With all of the crappy lovey-dovey chick flicks that seem to rear their ugly heads around Valentine’s Day, I thought, “how refreshing; a horror movie. One based on a book, no less. This should be good.” How very wrong I was.
“Valentine,” directed by Jamie Blanks (“Urban Legend”) stars a slew of what Hollywood calls “up-and-coming stars.” Everyone else calls them “nobodies.” This film features faces you recognize, but can’t name. Perhaps they were Waiter or Waitress number two in a movie you’ve seen recently. The only two faces that have names as far as the general public is concerned are David Boreanaz (the WB’s “Buffy the Vampire Slayer” and “Angel”) and Denise Richards (“Wild Things”, “Drop Dead Gorgeous”).
And oh, the plot. You’ve seen it before; so don’t pay $7.50 to see it again with “up-and-coming” faces. A crazed killer in a mask is stalking a clique of five pretty girls that grew up together. But wait! It’s a CUPID mask. How festive. How original.
Of course, each girl falls into a horror movie chick prototype. There’s Paige (Richards) the Slutty One, Lily the Fun One, Shelley the Smart One, Dorothy the Once-Fat One, and Kate (Marley Shelton) the Sweet One and star.
And, naturally, there’s a huge party that gives the killer the opportunity to slice and dice over and over again. Stop me if this sounds familiar.
So, where does Boreanaz fit in? He’s Kate’s attractive alcoholic boyfriend. Wonder what he does in his spare time.
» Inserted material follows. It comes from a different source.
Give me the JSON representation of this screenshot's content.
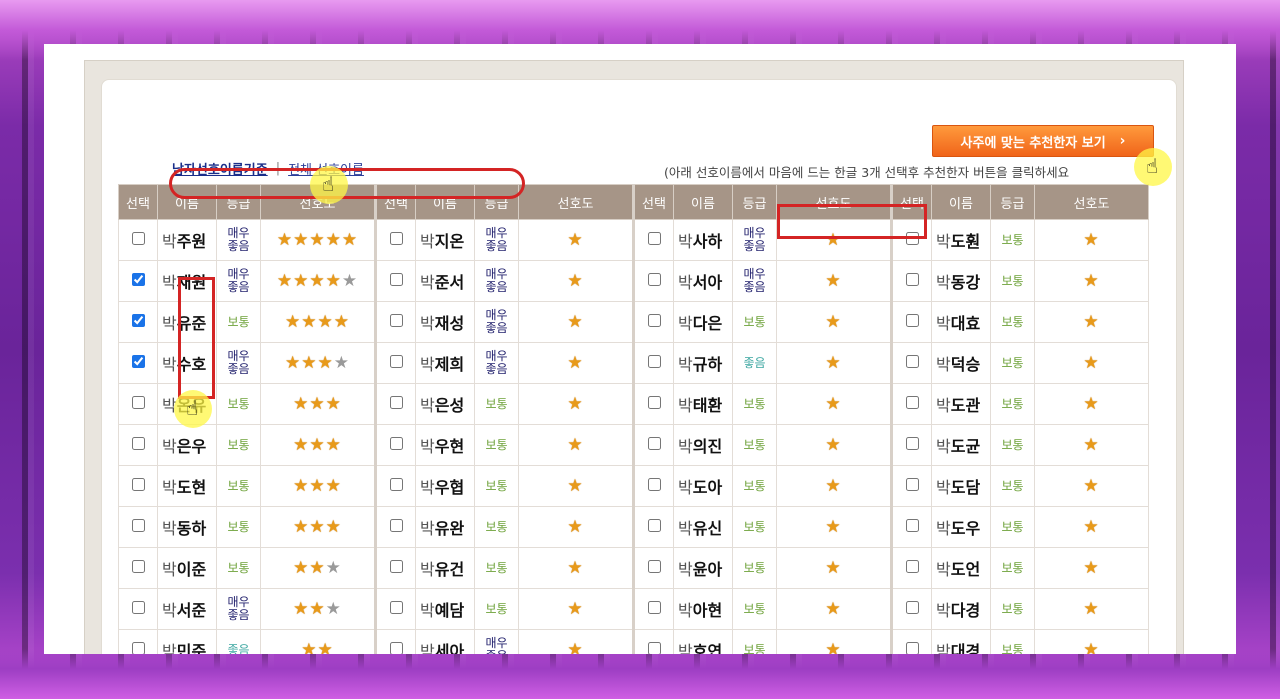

It seems as though anyone with any affiliation to “Buffy the Vampire Slayer” has decided to try their hand at film. Of course, Sarah Michelle Gellar (the illustrious Buffy) has been in several successful features (“Cruel Intentions”, “Simply Irresistible”, and “I Know What You Did Last Summer”), and has now inspired her costars to dive into the movie pool. With Eliza Dushku in “Bring It On” and Alyson Hannigan in “Road Trip”, it was only a matter of time before David Boreanaz decided it was his turn to be on the silver screen. He should have passed. He should have run screaming into the night, actually.
Marley Shelton was sweet and she could scream, as per her character, but that’s about all. She was unconvincing when it counted and, above all, she was boring. They probably couldn’t get Heather Graham, so they got someone who looked exactly like her. If that’s the case, then she served her purpose and she can go back to waiting tables.
Richards, as always, plays a sexy little vixen with an attitude, and does it very well. It’s always refreshing to see talented actresses taking on such challenging roles.
Blanks seems to be falling back on the surprise ending gimmick that has become so popular, thanks to M. Night Shyamalan’s recent successes (“The Sixth Sense”, “Unbreakable”). With “Urban Legend,” it worked. In “Valentine” he falls short.
With a plot that drags, and was weak to begin with, “Valentine” stumbles and stutters its way through clichÃ© after clichÃ©. In 97 minutes there was a shower scene, a hot tub scene, a big party, a funeral, AND an unsavory pervert neighbor. That about covers the basic horror movie formula, doesn’t it? Yes, yes it does. And that formula has been done to death (no pun intended).
To see “Valentine” is to play a cruel joke on yourself. Don’t waste your money, time, and attention span on this movie. You could spend your money on such better things. Ten year old chopped liver, for example.